Pill Instead of a Needle May Soon Be Option for RA
Studies Show a New Kind of Drug Works at Least as Well as a Current RA Biologic and Is Effective as a Stand-Alone Treatment
From Lab to Pharmacy
In May, a panel of advisors voted that despite the risks, the FDA should approve the drug. The agency was set to make its decision on the drug this month. But last week, the drug's manufacturer, Pfizer, announced that regulators had asked for more information and said they expected that the FDA's decision to be delayed.
Pfizer has not revealed how it will price the drug if approved, but it is expected to be expensive. The company said in a statement that it is committed to helping patients get access to the medication should it become commercially available.
If approved, tofacitinib is expected to be a blockbuster, generating sales of more than $1 billion a year, according to EvaluatePharma.
How much money it makes will depend on how doctors use it. Much of that will ride on the labeling the FDA might require. The agency could say that it should only be used in combination with methotrexate, for example.

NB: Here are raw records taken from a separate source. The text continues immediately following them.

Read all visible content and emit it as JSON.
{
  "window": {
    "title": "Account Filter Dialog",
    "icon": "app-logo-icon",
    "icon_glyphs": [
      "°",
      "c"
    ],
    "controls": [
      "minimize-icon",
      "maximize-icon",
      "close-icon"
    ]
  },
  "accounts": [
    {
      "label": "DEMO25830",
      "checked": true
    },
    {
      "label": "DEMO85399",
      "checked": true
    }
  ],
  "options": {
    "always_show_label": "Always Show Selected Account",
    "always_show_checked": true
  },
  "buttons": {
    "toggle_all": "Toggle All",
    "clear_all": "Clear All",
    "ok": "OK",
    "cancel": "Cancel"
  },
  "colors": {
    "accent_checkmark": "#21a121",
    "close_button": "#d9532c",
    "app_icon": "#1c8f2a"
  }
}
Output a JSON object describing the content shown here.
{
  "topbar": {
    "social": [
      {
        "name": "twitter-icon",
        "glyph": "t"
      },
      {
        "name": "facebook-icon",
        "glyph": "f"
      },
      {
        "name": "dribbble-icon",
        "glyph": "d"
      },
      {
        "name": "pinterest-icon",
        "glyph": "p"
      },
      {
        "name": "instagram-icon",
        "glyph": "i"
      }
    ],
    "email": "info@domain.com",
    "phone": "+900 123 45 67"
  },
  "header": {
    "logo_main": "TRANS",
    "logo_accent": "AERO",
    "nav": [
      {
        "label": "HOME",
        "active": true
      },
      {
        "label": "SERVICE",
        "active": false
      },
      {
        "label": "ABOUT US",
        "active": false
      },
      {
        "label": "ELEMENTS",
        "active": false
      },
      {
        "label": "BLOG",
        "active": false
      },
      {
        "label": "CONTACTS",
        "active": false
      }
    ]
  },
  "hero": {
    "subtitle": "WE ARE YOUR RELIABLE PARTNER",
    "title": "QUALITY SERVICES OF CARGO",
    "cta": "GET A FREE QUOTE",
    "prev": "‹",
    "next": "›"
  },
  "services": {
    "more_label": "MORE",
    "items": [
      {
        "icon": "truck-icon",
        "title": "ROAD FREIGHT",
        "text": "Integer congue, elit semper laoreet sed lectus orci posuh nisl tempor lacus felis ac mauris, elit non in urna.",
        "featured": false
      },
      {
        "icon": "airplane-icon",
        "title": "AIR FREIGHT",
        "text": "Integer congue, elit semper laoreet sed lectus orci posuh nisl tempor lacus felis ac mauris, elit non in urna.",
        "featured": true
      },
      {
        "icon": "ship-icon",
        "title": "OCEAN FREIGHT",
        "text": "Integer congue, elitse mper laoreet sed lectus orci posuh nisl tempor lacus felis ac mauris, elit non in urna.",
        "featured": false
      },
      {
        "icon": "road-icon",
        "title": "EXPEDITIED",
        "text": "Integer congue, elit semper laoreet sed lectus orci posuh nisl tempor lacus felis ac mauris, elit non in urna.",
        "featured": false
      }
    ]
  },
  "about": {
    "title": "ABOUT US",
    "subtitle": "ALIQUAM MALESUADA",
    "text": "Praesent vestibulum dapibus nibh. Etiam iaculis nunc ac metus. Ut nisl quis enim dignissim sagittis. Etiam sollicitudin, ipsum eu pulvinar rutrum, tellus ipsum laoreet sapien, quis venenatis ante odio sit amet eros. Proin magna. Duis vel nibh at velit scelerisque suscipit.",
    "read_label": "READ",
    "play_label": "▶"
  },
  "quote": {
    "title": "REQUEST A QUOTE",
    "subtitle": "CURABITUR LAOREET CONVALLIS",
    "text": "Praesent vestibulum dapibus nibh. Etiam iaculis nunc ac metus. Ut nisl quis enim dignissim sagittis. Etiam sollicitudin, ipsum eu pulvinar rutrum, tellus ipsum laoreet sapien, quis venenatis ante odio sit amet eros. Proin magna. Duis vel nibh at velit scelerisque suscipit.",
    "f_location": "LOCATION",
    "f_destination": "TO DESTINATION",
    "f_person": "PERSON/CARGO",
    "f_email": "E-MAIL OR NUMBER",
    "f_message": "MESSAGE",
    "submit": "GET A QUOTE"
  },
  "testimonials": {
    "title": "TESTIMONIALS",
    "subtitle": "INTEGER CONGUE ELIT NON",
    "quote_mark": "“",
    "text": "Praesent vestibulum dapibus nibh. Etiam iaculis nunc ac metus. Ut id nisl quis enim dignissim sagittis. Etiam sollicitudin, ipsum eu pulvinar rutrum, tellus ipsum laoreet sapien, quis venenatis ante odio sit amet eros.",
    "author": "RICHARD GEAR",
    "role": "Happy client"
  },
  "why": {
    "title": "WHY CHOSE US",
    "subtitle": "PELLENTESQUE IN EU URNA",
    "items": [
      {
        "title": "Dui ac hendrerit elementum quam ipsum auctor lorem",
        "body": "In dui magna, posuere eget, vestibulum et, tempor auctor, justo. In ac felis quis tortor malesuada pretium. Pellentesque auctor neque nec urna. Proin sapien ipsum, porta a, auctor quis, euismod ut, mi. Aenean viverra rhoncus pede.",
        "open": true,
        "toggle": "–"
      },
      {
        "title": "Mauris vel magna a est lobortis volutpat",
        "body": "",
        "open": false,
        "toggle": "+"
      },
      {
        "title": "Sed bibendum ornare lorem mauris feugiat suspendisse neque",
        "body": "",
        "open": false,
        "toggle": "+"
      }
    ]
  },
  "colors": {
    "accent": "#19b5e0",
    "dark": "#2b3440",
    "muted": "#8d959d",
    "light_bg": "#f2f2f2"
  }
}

Or it could say that it should only be prescribed after other medications have failed.
"Will I use it in every patient? Probably not because I will still start with methotrexate," says researcher Roy Fleischmann, MD, a rheumatologist with the Metroplex Clinical Research Center in Dallas.
Fleischmann says it makes sense to start with methotrexate because it's a much less expensive drug. But he says for the roughly two-thirds of RA patients who don't respond to methotrexate or can't tolerate it because of side effects like mouth sores and hair loss, "I wouldn't hesitate to use this" as a stand-alone medication before trying a biologic.
Fleischmann has accepted grants and consulting fees from Pfizer. He was paid by the company to conduct the studies.
But other experts think that how the drug should be used is still an open question.
"Will this drug get added to methotrexate? Will [it be a] substitute for methotrexate? Will it be used before a biologic or after a biologic failure? That will depend on experience, on talking to other doctors, on seeing what the insurance companies allow us to do," says Richard Furie, MD, a rheumatologist who is chief of the division of rheumatology at North Shore Long Island Jewish Health System in New York.
Other experts agree.
"While this is a pretty exciting drug because this is a new biologic pathway -- it's not just a 'me too' drug -- it does have issues with respect to, frankly, our total lack of understanding about who might be best suited to take it," Curtis says.